It had nothing to do with Sanjaya.
You were mistaken when you heard that collective sigh of relief after the 17-year-old kid with the great smile and no singing talent was voted off “American Idol.”
You were wrong to assume that the world made sense again because of Sanjaya.
Rather, it had everything to do with Joan and Melissa Rivers.
The world - or at least the world of show business - is back on track because the broadcasting team from hell was canned from their red-carpet duties at the TV Guide Channel.
This bit of happy news, which was announced late Wednesday, was overshadowed by the demise of Sanjaya on the same day. And what a pity that was. It could have made your day. It certainly made my day.
I’ve been waiting for someone at the TV Guide Channel to fire this annoying mother-daughter sideshow since it offered a lucrative three-year contract to the Rivers clan. I had never heard of the TV Guide Channel before the signing, but I instantly disliked it because they gave these two women a job after they left E! Now. I don’t dislike the channel anymore. I may even watch it, if I could find it. Or knew why it existed.
I know my happiness is short-lived. By the time you read this, Joan and her daughter probably will find another place to work. That’s the way it works in show business. Nobody ever leaves for good.
Faced with the prospect of them landing someplace else, I am going to savor this moment.
I am going to imagine never hearing those women screech again. I am going to imagine never seeing them pass themselves off as fashion experts. I am going to imagine never wondering how desperate some cable channels could be that they would hire these two people.
You’re probably asking yourself: “Hey, Mr. Columnist, what have you got against Joan and Melissa Rivers?”
It’s a fair question, and one that deserves an answer.
I have nothing against Melissa, the Sanjaya of television personalities. She was lucky enough to be born to a famous mom who gave her a job. There’s nothing wrong with that. There is a great show business tradition of giving your untalented kids a job.
Joan is another matter.
While I respect what she has accomplished as a pioneer among women comedians, I have a problem with her on a personal level.
Like Johnny Carson, I believe that Joan done me wrong.
First, here’s Johnny’s story.

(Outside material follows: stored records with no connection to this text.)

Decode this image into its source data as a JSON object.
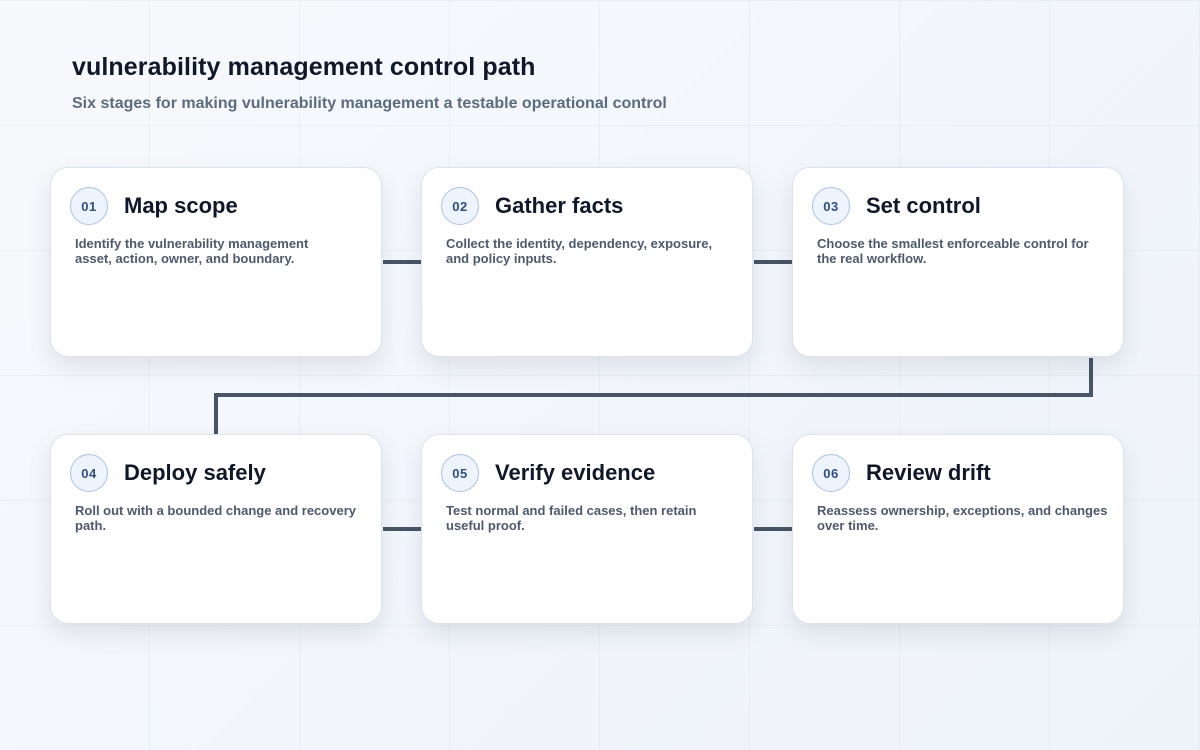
{
  "header": {
    "title": "vulnerability management control path",
    "subtitle": "Six stages for making vulnerability management a testable operational control"
  },
  "stages": [
    {
      "number": "01",
      "title": "Map scope",
      "description": "Identify the vulnerability management asset, action, owner, and boundary."
    },
    {
      "number": "02",
      "title": "Gather facts",
      "description": "Collect the identity, dependency, exposure, and policy inputs."
    },
    {
      "number": "03",
      "title": "Set control",
      "description": "Choose the smallest enforceable control for the real workflow."
    },
    {
      "number": "04",
      "title": "Deploy safely",
      "description": "Roll out with a bounded change and recovery path."
    },
    {
      "number": "05",
      "title": "Verify evidence",
      "description": "Test normal and failed cases, then retain useful proof."
    },
    {
      "number": "06",
      "title": "Review drift",
      "description": "Reassess ownership, exceptions, and changes over time."
    }
  ],
  "colors": {
    "connector": "#475569",
    "badge_border": "#a9c3ea",
    "badge_fill": "#eef4fd",
    "badge_text": "#2c4f86"
  }
}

In 1986, Rivers was one of Carson’s permanent guest hosts on “The Tonight Show Starring Johnny Carson.” For those of you who are too young to remember, being a permanent guest host on that show was a big deal.
Being the king of late night, Carson had certain expectations of loyalty.
The king felt that Rivers stabbed him in the back by negotiating a secret deal to host her own talk show called “The Late Show Starring Joan Rivers.” Carson believed that she had betrayed him by not coming to him first, and banned her from his show. She reportedly tried more than once to reconcile with him but Carson would have none of it.
I understand how Johnny felt, although my sense of betrayal was not on such a grandiose scale. I only suffered a loss of time and dignity.
It happened more than 20 years ago. I was a new entertainment writer whose beat included the comedy club scene.
Rivers was scheduled to perform at a local club, and she wanted to generate some publicity for the gig. Her manager called me to arrange an interview at the club. A few days later, the manager called again, saying that Rivers would not have time to drive down, but asked if I would mind driving to the San Fernando Valley to speak with her. She offered to do the interview over dinner.
I accepted immediately, even though it meant driving for almost two hours in rush-hour traffic. I was in no position to turn down an entertainer of Rivers’ stature.
After making the long drive to the nightclub, I was greeted by her manager, who apologized again. He explained that Rivers was too busy to meet me for dinner but, if I would hang around the club for the next five hours, she would gladly do the interview after her show.
Once again, I accepted her terms because I was a nobody and she was a “star.”
After the show, I waited at a table while the club emptied. I sat alone until I was joined by her manager. He lowered his head in embarrassment, and informed me that Joan had driven home to help her daughter with her homework. The interview was off.
I’m not Johnny Carson. I can’t ban Joan Rivers from anything. But I can certainly gloat.
"PopMatters (est. 1999) is a respected source for smart long-form reading on a wide range of topics in culture. PopMatters serves as…READ the article